Key Findings

Substantial Reductions: Vaccinated females, particularly those immunized at 12 to 13 years of age, experienced significant declines in cervical cancer and CIN3 rates during an additional follow-up year (July 2019 to June 2020), compared to unvaccinated counterparts.

Prevention Impact: The HPV vaccination program averted a considerable number of cervical malignancies and precancerous lesions, with the highest impact observed among regularly vaccinated females.

Persistent Disparities: Despite overall progress, women residing in the most socioeconomically deprived areas continued to exhibit higher cervical cancer rates. Notably, the observed decline in cancer incidence across deprivation levels was less pronounced among vaccinated individuals, suggesting a need for targeted interventions.

Implications and Recommendations

Sustaining Progress: England’s HPV immunization program has demonstrated remarkable success in reducing cervical cancer burden. To further advance equity, efforts should focus on enhancing vaccine uptake among marginalized communities and implementing tailored screening strategies.

Continued Surveillance: Long-term monitoring is essential to assess the sustained impact of vaccination and address emerging challenges. By prioritizing evidence-based interventions and fostering collaboration, England can continue its journey toward cervical cancer elimination.

In conclusion, England’s HPV vaccination initiative has emerged as a pivotal tool in the fight against cervical cancer, showcasing the transformative potential of preventive interventions. By prioritizing equity and innovation, policymakers can build upon existing successes and pave the way for a future free from the burden of cervical disease.


You May Also Like

Womenhealthdomain is a professional women's health portal website, the main columns include women's mental health, reproductive health, healthy diet, beauty, health status, knowledge and news.

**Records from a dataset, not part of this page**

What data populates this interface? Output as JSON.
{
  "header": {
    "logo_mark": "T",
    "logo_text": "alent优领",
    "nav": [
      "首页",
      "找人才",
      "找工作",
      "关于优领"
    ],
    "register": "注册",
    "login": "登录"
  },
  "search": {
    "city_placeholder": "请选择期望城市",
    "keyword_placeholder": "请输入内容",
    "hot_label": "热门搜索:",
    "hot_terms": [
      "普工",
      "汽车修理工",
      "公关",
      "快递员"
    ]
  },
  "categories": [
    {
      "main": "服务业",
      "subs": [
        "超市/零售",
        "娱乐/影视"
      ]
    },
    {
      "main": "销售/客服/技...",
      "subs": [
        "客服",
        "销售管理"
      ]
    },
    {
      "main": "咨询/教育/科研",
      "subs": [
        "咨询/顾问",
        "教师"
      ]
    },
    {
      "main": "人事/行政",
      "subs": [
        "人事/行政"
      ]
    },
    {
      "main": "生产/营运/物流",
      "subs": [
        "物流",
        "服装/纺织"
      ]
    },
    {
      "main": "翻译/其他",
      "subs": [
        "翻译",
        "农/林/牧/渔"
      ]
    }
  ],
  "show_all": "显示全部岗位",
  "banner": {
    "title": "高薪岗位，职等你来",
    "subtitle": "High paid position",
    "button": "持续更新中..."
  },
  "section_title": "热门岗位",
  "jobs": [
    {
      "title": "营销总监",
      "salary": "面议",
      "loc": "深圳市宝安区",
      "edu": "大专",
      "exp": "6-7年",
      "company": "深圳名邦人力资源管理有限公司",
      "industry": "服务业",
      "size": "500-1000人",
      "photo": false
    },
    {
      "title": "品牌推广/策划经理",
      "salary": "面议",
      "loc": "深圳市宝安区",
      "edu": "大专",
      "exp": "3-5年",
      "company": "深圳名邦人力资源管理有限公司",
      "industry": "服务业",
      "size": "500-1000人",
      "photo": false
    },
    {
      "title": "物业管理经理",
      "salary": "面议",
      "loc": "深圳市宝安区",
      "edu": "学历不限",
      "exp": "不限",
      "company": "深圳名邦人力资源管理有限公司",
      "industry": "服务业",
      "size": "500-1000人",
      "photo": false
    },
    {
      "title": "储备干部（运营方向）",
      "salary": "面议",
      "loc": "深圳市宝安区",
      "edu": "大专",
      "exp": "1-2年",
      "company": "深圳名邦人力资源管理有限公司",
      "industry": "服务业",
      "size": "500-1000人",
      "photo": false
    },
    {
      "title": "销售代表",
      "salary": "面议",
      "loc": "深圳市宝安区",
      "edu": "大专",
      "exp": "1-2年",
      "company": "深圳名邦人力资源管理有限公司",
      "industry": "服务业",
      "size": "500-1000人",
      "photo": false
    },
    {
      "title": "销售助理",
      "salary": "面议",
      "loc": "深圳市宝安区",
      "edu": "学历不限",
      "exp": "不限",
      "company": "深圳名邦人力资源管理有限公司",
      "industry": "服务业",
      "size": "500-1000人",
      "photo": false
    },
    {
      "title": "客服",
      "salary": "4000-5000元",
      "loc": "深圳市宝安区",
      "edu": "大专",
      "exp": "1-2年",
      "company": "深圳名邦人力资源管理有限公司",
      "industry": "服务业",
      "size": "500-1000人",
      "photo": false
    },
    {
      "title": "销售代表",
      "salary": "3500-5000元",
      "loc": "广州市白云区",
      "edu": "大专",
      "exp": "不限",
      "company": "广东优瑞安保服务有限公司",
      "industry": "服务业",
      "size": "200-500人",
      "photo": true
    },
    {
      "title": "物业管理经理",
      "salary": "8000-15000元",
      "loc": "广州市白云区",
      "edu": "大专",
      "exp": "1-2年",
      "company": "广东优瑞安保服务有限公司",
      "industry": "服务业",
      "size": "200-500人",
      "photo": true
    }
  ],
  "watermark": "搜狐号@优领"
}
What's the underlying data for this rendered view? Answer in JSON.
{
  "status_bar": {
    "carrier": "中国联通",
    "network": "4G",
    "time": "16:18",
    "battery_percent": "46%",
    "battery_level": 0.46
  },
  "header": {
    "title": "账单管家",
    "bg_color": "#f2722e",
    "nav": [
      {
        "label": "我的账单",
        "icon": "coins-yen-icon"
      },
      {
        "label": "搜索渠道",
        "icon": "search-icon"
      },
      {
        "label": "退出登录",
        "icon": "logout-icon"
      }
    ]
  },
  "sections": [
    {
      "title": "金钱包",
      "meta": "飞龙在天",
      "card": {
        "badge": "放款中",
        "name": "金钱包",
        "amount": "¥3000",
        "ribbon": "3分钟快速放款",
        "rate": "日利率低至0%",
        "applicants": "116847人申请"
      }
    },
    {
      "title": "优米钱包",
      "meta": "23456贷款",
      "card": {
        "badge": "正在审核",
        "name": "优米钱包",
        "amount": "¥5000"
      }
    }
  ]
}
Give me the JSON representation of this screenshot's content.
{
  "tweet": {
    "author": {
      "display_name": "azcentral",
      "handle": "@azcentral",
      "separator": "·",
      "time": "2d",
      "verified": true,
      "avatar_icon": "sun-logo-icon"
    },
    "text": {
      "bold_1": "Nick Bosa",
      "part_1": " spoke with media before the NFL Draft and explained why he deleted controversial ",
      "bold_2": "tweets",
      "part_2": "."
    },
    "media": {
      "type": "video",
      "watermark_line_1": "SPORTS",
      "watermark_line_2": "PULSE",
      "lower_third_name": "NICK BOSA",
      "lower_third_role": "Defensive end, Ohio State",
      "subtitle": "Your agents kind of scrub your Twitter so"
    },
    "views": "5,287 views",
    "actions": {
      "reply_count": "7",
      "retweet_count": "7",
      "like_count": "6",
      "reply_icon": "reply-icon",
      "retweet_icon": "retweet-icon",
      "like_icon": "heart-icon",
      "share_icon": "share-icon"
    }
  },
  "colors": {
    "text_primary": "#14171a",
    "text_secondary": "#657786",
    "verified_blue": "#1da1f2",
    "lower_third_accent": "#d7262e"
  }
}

【Contact us: [email protected]

[email protected]

Call: 18066312111

© 2023 Copyright